Science asked me about questions raised by other researchers about the ethics of consulting on a beer ad specifically. I’m comfortable with the present FTC guidelines that allow advertising of alcohol but in more restricted media, time slots, and age groups than with other products. As already mentioned, the Coors dream ad did not play on television in the midst of entertainment shows. Their announcements of it required going to the Coors site, so unlike most alcohol the ad campaigns, there was virtually no chance that an alcoholic in a period of tenuous sobriety would stumble upon it by accident — and that is the main potential downside I see to advertising of alcoholic beverages.
Finally, Science asked how my experience “with Coors” was and whether I enjoyed consulting on that project. My experience with the Coors company itself was very limited but completely positive. I interacted with Coors’ director of publicity toward the end of the campaign and she understood scientific facts easily and was interested in reporting them accurately. My experience consulting with the advertising agency who produced the campaign and most of its publicity was mixed. They initially expressed interest in my suggestions for presenting broader psycho-education about dream incubation but did not ultimately include any of that in the incubation instructions. Some of it made it into a short documentary about the project posted to YouTube, but that juxtaposed my interview with footage from their small trial run of the stimulus film in a way that one could think meant I had input into the trial. I’d actually advised against it — telling them a larger trial which people did at home would be advisable because it would be 1) more similar to what the rest of their viewers would experience with the dream incubation and 2) it would be safer given that LA was being described as the “epicenter” of the COVID outbreak at the time of the trial run. I think their dream stimulus film itself (for which they did take some of my advice) was pleasant, and clearly labeled as to being advertising and to being intended only for those over 21. Nothing in what they produced struck me as at all deceptive. However, the terminology in their publicity and to a lesser extent the stimulus film’s instructions such as “targeted dream incubation” and “implanting dreams” had overtones of sci-fi and/or military mind-control experimentation. I was unsuccessful in persuading them to abandon those terms and I am disappointed to see them echoed in a letter from those familiar with the standard terminology.
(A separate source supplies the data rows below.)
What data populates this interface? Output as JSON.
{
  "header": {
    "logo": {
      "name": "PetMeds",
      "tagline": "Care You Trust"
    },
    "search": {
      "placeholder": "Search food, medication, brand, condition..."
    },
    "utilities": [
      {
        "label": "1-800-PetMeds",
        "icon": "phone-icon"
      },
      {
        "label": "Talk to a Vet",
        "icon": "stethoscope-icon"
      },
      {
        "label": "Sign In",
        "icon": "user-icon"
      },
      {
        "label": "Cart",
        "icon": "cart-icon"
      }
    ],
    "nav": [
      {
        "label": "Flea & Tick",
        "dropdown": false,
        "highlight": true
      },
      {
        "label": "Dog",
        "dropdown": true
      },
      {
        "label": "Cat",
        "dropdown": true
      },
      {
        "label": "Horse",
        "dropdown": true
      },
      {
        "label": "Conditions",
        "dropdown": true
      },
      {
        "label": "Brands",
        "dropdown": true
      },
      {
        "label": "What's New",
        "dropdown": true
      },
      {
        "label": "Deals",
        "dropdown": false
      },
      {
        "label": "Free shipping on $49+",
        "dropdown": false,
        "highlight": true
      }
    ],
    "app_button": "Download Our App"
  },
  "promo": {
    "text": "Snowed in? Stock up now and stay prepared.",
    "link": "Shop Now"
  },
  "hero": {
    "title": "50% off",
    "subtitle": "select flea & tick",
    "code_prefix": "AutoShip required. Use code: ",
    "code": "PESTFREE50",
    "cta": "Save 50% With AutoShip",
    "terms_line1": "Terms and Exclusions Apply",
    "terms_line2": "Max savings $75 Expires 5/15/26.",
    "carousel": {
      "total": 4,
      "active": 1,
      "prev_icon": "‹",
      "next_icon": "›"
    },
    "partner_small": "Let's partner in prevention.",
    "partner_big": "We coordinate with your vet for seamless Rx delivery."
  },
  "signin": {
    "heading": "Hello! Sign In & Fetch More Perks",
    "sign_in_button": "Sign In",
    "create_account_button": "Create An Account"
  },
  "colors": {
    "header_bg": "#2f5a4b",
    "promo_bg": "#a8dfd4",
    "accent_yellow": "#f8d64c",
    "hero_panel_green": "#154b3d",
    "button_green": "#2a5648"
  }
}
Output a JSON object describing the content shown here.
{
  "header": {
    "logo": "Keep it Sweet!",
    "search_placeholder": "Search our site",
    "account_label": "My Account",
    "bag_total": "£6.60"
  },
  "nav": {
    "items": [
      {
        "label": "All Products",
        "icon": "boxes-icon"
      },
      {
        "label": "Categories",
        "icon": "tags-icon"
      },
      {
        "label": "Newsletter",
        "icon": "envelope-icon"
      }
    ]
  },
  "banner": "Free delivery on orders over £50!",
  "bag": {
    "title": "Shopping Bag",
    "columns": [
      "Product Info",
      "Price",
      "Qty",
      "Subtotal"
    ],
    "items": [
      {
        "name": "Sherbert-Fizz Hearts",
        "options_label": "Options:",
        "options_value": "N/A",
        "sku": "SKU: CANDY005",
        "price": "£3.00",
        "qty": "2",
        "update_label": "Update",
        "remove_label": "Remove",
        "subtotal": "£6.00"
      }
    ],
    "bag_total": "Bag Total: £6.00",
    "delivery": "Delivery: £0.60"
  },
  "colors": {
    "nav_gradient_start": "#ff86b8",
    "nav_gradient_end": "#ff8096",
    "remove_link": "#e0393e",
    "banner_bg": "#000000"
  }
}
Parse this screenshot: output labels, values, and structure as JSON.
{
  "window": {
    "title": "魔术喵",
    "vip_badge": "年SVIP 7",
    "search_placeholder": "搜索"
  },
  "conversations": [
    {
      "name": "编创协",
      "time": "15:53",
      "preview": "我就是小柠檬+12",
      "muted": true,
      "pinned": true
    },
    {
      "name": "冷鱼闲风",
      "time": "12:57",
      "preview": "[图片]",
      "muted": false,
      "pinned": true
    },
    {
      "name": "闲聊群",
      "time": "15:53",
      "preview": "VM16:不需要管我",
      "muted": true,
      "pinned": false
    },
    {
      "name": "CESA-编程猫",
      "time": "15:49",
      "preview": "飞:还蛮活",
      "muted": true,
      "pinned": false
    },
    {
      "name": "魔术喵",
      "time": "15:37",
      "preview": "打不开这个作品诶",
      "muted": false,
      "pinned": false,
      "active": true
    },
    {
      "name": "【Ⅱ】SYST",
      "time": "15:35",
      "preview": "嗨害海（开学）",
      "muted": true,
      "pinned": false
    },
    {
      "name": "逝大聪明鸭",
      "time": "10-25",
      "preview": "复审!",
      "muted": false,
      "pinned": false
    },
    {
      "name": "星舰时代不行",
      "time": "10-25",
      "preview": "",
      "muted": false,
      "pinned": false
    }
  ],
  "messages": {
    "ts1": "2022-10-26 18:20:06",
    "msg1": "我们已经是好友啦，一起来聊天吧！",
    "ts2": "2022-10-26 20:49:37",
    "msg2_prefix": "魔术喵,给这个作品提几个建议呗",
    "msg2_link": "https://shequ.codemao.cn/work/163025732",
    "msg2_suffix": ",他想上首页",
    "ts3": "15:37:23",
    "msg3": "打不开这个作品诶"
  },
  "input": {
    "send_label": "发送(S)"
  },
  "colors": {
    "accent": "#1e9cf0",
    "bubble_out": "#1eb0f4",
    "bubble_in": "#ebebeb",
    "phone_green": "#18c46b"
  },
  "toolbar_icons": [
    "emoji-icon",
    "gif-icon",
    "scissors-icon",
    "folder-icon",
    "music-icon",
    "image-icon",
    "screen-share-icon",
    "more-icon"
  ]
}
Some of my frustration as consultant on this recent project stemmed from the contrast to my only other experience with a dream-themed advertisement — Honda’s 2009 “Dreams vs. Nightmares,” which played in film theaters and streaming video service pop-up ads. I was a paid interviewee for that project rather than a consultant but ended up completely pleased, not just with my part, but also with the entire short piece as entertaining, accurate, and educational. Interestingly, Honda contracted with a noted documentary film-maker, Joe Berlinger, rather than an ad agency per se for that project. The experience with Joe led to unrealistically high expectations for the integrity and psychological sophistication of those producing dream-linked advertising. Nevertheless, on balance, I believe the Coors ad was a pleasant experience for viewers, an introduction to dream incubation that could be applied to more substantive topics of their choosing, and that the resulting journalistic articles about the campaign gave me and others the opportunity to elaborate on incubation for dream creativity, problem solving and therapeutic applications.